So I ordered another month's subscription through Costco. This time I'll know which foods to pick when I place my order. And I went to the grocery store this week, loading up on about 20 bags of frozen vegetables. Thank god for those steam-in-the-bag microwave vegies—they're easy and good.

Looks like I have another six weeks of this "diet" to look forward to. Yippee.

Friday, September 11, 2009

Sweatshirt Weather!

After a long, icky, sweaty, sultry hot summer in D.C., we finally had some Seattle weather here today. It was cloudy and gray all day, and cool and breezy. Upper 60's. Just lovely. When I told the postal clerk to "Enjoy the weather!" she probably thought I was nuts. I could've jumped for joy when I stepped outside.

School is in session, and this semester is going to be another killer. I'm taking "Protection of Information Systems," which uses the ~1,200-page Shon Harris CISSP book. The amount of reading I have to do for that class surpasses even Ethics class from this summer. The class technically isn't a CISSP prep course, but I figure that, if I'm going to read so much of the book, I may as well do the whole chibang and take the CISSP exam when the course is over.

It's the kind of test you want to pass on the first try because it costs over $500 to take it.

Certified Information Systems Security Professional (CISSP) is one of the hardest certifications to acquire in the IT industy—also one of the most esteemed and valued by potential employers. I know a handful of people who've passed the 6-hour 250-question test. They're all very smart guys, but even they have told me how incredibly hard the test is. If my brain is still functioning after final exams, I'd like to sit for the test in December or January. We shall see.

I'm also taking a class that I know I'll enjoy, "Computer Law," better known as "Computer Crimes" by the teacher. This is the same teacher that I had for the criminal procedure class that I loved so much last spring. He's a DOJ prosecutor. He's tough, but we all love him.

So far we've been talking a lot about U.S.C. Title 18 Section 1030, otherwise known as the Computer Fraud and Abuse Act (CFAA), which has only been around since the mid-80's. By constitutional standards, it's a relatively young statute. I'm glad I recently read Cliff Stoll's book (The Cuckoo's Egg: Tracking a Spy Through the Maze of Computer Espionage) about the first documented hacker attack because one of the cases we study in this class is the United States v Robert T. Morris case, and Cliff was one of the folks that help track down RTM, the creator of the first known Internet worm.

Mr. Morris, a graduate student, was convicted under the CFAA for his 1988 release of the worm, which brought down thousands of government Arpanet computers across the U.S. His primary defense was based on his claim that he had no intent to do damage; (and he was basically given a slap on the wrist and a $10,000 fine for his crimes). No intent? Really?

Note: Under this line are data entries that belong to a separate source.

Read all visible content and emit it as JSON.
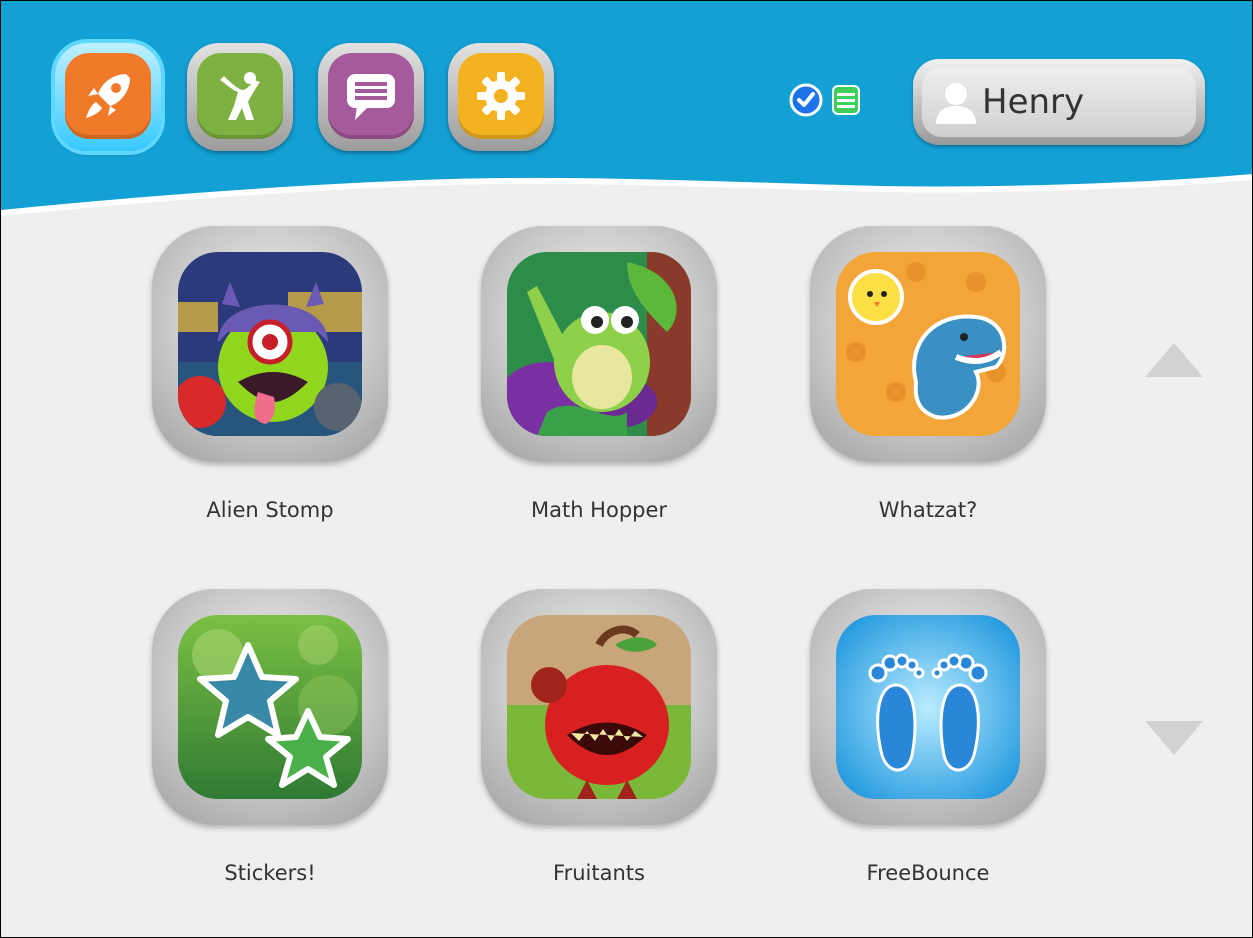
{
  "nav": {
    "buttons": [
      {
        "name": "rocket-icon",
        "color": "#f07a2a",
        "active": true
      },
      {
        "name": "person-jumping-icon",
        "color": "#7fb042",
        "active": false
      },
      {
        "name": "chat-bubble-icon",
        "color": "#a55a9b",
        "active": false
      },
      {
        "name": "gear-icon",
        "color": "#f3b321",
        "active": false
      }
    ]
  },
  "status": {
    "check_icon": "check-circle-icon",
    "list_icon": "list-icon",
    "check_color": "#1e73e8",
    "list_color": "#3fcf5a"
  },
  "user": {
    "name": "Henry",
    "avatar_icon": "person-silhouette-icon"
  },
  "apps": [
    {
      "label": "Alien Stomp",
      "art": "alien-monster-art"
    },
    {
      "label": "Math Hopper",
      "art": "frog-art"
    },
    {
      "label": "Whatzat?",
      "art": "chick-dinosaur-art"
    },
    {
      "label": "Stickers!",
      "art": "stars-art"
    },
    {
      "label": "Fruitants",
      "art": "angry-apple-art"
    },
    {
      "label": "FreeBounce",
      "art": "footprints-art"
    }
  ],
  "scroll": {
    "up_icon": "triangle-up-icon",
    "down_icon": "triangle-down-icon"
  },
  "colors": {
    "header_blue": "#13a0d4",
    "background": "#efefef"
  }
}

That's strange becuase he went to great lengths to hide his tracks.

For example, he released the worm without authorization from MIT's network, not from the Cornell network where he was a student. In addition, he later released his "Oh-crap-what-have-I-done-here's-how-to-kill-the-worm" email from Harvard's computers where he'd formerly had an account, not from the Cornell network. Not only that, but he'd built a fail-safe into his worm ensuring its replication on at least every seventh computer it was passed to, knowing it would multiply at an exponential rate.

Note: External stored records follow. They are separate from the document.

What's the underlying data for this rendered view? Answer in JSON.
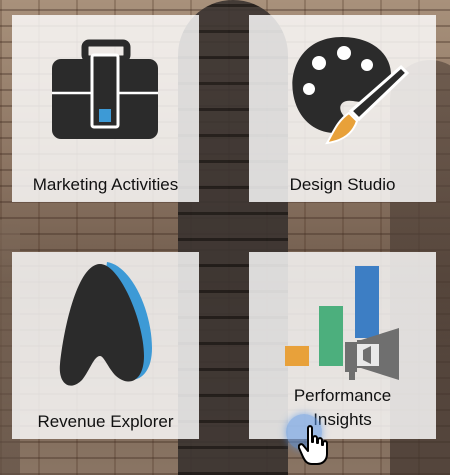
{
  "tiles": [
    {
      "label": "Marketing Activities",
      "icon": "briefcase-icon"
    },
    {
      "label": "Design Studio",
      "icon": "palette-brush-icon"
    },
    {
      "label": "Revenue Explorer",
      "icon": "revenue-explorer-icon"
    },
    {
      "label": "Performance Insights",
      "icon": "bar-chart-megaphone-icon"
    }
  ],
  "colors": {
    "icon_dark": "#2b2b2b",
    "accent_blue": "#3d9ad6",
    "accent_orange": "#e8a13a",
    "accent_green": "#4caf7d",
    "accent_darkblue": "#3d7ec4",
    "icon_gray": "#6f6f6f"
  }
}
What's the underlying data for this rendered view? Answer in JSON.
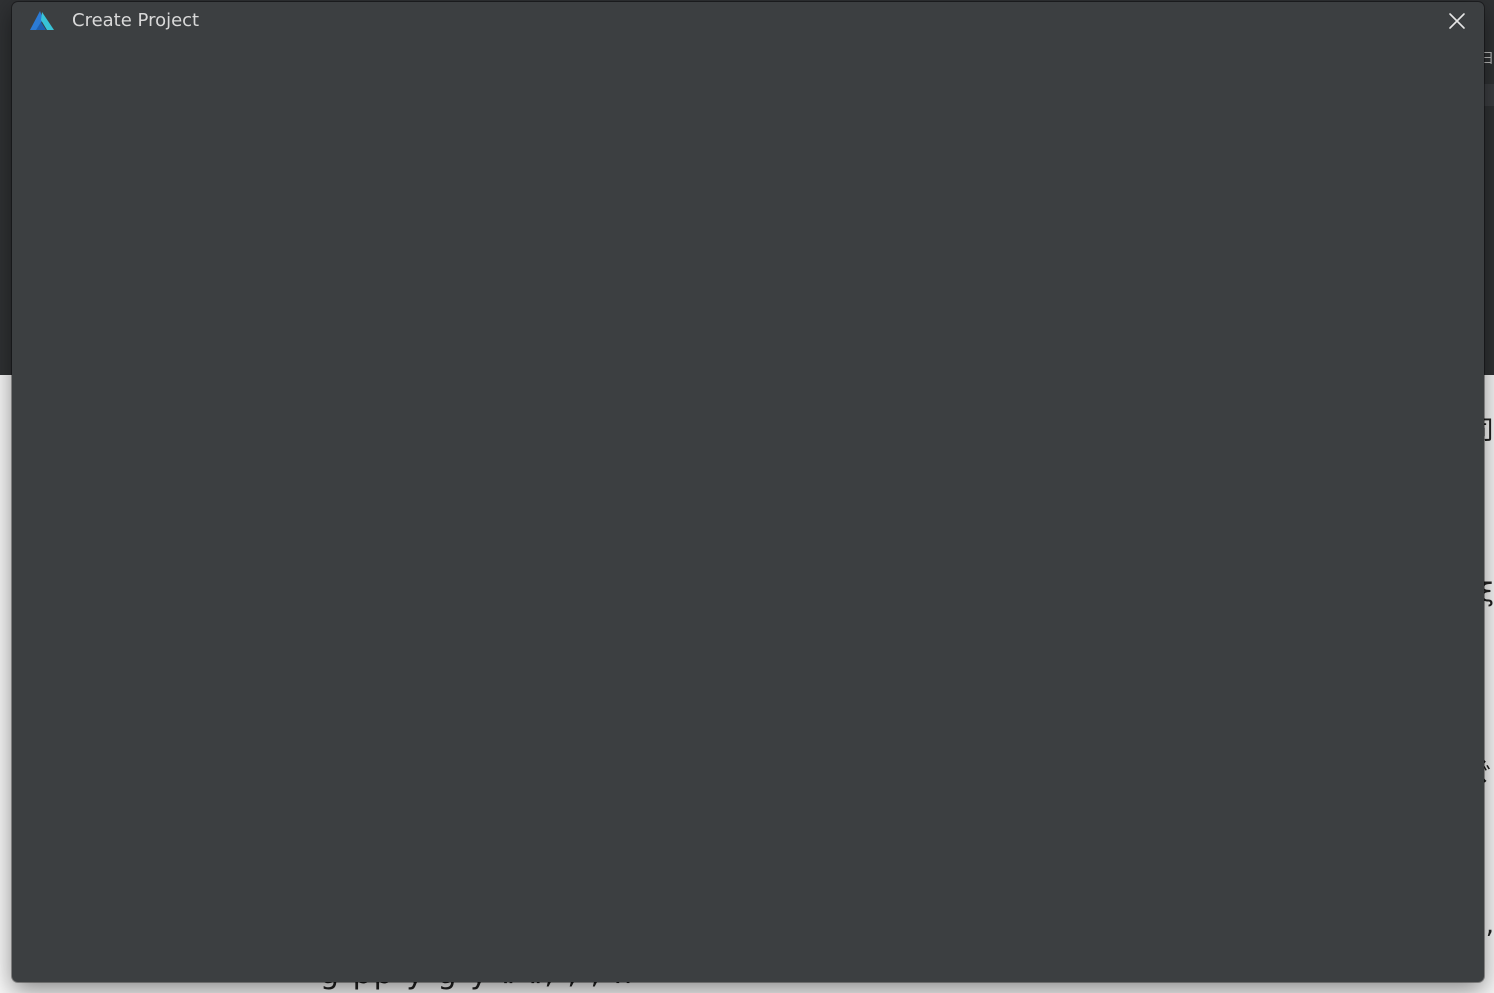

All of this stuff fascinates the heck out of me. I love reading about it. I never knew school could be so enjoyable. So this is what's it's like to work on a degree in a field I actually enjoy!

I can't wait for the day that I graduate and can get out there and do work that I enjoy. It's too bad that many of us run off to college at 17 or 18 years of age when we really have absolutely no clue what we want to be when we grow up. I was one of those, and I struggled with it for a good 18 years after that.

Why can't we have the kind of wisdom that comes with middle age when we sign up for college? And the kind of body in middle age that we had when we signed up for college? Just more of life's mysteries....